Problem statement:
The answer should consist of each line from the data below that includes "Server".

Material provided:

--

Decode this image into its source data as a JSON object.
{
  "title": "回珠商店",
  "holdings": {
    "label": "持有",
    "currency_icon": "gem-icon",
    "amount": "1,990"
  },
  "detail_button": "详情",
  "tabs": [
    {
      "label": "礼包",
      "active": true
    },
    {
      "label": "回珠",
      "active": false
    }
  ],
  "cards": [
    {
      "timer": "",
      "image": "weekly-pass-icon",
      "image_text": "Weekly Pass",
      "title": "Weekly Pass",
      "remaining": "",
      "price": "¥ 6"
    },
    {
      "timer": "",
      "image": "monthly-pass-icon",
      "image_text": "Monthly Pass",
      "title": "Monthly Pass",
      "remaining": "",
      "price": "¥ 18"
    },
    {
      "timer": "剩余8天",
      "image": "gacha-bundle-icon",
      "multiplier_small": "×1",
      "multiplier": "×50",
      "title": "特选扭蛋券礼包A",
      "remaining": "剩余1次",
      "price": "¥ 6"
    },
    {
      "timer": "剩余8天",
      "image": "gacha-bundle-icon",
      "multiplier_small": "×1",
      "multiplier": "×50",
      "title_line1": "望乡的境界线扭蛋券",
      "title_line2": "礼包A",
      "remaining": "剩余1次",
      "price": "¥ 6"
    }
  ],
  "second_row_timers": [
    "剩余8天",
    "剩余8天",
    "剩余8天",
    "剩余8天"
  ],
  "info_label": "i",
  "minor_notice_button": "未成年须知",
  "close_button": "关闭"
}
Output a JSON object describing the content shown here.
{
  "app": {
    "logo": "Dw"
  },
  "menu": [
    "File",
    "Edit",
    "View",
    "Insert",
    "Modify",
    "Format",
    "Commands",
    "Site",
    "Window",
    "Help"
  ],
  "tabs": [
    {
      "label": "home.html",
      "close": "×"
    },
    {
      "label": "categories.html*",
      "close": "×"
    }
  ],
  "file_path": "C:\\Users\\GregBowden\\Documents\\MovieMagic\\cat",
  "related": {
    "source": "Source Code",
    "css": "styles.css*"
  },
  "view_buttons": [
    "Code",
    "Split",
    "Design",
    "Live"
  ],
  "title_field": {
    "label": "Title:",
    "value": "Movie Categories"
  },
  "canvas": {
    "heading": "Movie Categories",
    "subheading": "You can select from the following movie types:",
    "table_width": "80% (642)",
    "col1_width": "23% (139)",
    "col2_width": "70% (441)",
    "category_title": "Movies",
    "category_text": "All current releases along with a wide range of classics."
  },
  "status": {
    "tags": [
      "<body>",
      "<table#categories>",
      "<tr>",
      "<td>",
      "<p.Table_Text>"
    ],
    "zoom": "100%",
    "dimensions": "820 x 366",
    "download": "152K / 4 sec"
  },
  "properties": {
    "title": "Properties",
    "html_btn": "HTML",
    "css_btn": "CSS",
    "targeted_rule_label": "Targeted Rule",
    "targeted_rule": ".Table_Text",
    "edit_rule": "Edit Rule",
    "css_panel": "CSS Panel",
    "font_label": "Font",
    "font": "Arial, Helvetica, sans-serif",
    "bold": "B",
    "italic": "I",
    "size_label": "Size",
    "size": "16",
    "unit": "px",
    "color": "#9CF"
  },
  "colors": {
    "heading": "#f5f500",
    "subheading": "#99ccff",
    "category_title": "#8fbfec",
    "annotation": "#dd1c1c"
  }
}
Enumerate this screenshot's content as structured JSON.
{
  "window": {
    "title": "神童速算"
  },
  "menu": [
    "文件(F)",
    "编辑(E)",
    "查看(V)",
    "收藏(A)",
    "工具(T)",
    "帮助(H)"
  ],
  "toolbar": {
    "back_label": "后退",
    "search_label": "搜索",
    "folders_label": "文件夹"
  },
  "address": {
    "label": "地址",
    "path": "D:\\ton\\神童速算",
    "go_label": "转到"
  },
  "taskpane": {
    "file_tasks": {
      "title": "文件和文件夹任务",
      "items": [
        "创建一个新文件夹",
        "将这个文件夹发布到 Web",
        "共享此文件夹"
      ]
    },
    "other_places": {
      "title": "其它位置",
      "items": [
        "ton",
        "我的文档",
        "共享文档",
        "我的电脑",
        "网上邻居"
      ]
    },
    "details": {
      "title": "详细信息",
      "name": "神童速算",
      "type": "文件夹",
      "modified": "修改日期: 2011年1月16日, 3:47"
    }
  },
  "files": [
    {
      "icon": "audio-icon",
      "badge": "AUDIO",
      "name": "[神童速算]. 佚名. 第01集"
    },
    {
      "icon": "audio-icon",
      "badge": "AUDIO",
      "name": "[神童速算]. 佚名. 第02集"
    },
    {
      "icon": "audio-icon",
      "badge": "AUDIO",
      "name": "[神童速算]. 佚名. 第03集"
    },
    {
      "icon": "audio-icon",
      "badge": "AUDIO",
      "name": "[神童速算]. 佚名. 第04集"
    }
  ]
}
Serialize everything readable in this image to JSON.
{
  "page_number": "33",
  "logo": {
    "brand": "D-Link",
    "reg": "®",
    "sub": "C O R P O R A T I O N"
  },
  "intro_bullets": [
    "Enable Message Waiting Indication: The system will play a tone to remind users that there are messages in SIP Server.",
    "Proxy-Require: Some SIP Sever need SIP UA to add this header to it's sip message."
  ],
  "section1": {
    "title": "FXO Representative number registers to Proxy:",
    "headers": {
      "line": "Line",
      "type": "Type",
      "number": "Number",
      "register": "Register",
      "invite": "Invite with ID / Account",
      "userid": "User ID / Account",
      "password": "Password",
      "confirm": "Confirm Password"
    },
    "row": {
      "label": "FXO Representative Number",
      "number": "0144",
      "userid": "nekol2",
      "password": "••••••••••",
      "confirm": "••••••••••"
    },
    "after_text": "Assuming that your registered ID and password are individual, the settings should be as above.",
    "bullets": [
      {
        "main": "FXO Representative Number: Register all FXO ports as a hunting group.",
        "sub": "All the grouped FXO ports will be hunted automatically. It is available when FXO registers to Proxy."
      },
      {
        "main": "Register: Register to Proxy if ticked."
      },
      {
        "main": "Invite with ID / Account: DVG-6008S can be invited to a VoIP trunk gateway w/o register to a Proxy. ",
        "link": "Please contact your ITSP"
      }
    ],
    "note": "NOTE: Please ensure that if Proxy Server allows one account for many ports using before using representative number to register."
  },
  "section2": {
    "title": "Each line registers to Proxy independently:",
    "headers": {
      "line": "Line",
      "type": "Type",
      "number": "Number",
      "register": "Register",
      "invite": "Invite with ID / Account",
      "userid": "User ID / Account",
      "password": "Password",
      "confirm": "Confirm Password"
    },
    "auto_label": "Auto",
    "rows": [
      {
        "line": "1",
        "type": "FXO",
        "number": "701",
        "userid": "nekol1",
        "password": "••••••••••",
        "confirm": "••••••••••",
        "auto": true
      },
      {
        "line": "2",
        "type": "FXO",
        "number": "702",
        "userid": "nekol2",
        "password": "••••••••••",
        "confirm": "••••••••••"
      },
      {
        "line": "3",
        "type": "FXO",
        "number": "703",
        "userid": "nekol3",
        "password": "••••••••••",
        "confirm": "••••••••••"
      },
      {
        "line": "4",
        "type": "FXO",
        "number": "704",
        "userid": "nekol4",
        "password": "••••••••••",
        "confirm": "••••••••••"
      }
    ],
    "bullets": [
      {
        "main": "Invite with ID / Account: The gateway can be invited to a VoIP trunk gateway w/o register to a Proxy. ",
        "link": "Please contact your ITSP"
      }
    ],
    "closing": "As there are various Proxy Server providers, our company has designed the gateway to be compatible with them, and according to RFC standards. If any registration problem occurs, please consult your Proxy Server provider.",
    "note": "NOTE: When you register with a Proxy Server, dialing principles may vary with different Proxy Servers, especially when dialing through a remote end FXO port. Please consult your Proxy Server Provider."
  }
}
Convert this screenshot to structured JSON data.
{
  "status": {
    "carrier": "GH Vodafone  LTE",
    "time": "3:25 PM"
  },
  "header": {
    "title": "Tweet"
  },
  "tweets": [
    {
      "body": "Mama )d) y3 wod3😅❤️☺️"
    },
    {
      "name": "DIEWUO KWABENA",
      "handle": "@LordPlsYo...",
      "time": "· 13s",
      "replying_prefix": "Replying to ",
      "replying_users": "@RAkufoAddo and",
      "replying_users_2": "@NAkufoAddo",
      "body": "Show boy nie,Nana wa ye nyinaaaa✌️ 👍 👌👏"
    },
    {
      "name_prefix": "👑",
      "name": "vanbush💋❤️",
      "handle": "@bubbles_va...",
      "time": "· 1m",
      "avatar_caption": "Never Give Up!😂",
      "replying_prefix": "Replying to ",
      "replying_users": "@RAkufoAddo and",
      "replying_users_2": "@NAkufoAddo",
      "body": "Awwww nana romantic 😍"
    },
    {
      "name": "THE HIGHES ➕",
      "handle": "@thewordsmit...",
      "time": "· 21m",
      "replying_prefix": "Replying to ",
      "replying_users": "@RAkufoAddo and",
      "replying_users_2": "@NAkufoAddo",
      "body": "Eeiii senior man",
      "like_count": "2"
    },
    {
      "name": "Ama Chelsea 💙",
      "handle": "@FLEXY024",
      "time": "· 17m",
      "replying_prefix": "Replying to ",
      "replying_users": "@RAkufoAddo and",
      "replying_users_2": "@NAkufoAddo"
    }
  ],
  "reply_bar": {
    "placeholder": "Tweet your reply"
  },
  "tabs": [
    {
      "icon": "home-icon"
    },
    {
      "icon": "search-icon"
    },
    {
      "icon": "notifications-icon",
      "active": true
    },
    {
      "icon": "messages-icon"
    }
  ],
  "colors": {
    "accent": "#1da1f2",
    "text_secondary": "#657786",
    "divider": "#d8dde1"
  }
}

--

Written answer:
    "Enable Message Waiting Indication: The system will play a tone to remind users that there are messages in SIP Server.",
    "note": "NOTE: Please ensure that if Proxy Server allows one account for many ports using before using representative number to register."
    "closing": "As there are various Proxy Server providers, our company has designed the gateway to be compatible with them, and according to RFC standards. If any registration problem occurs, please consult your Proxy Server provider.",
    "note": "NOTE: When you register with a Proxy Server, dialing principles may vary with different Proxy Servers, especially when dialing through a remote end FXO port. Please consult your Proxy Server Provider."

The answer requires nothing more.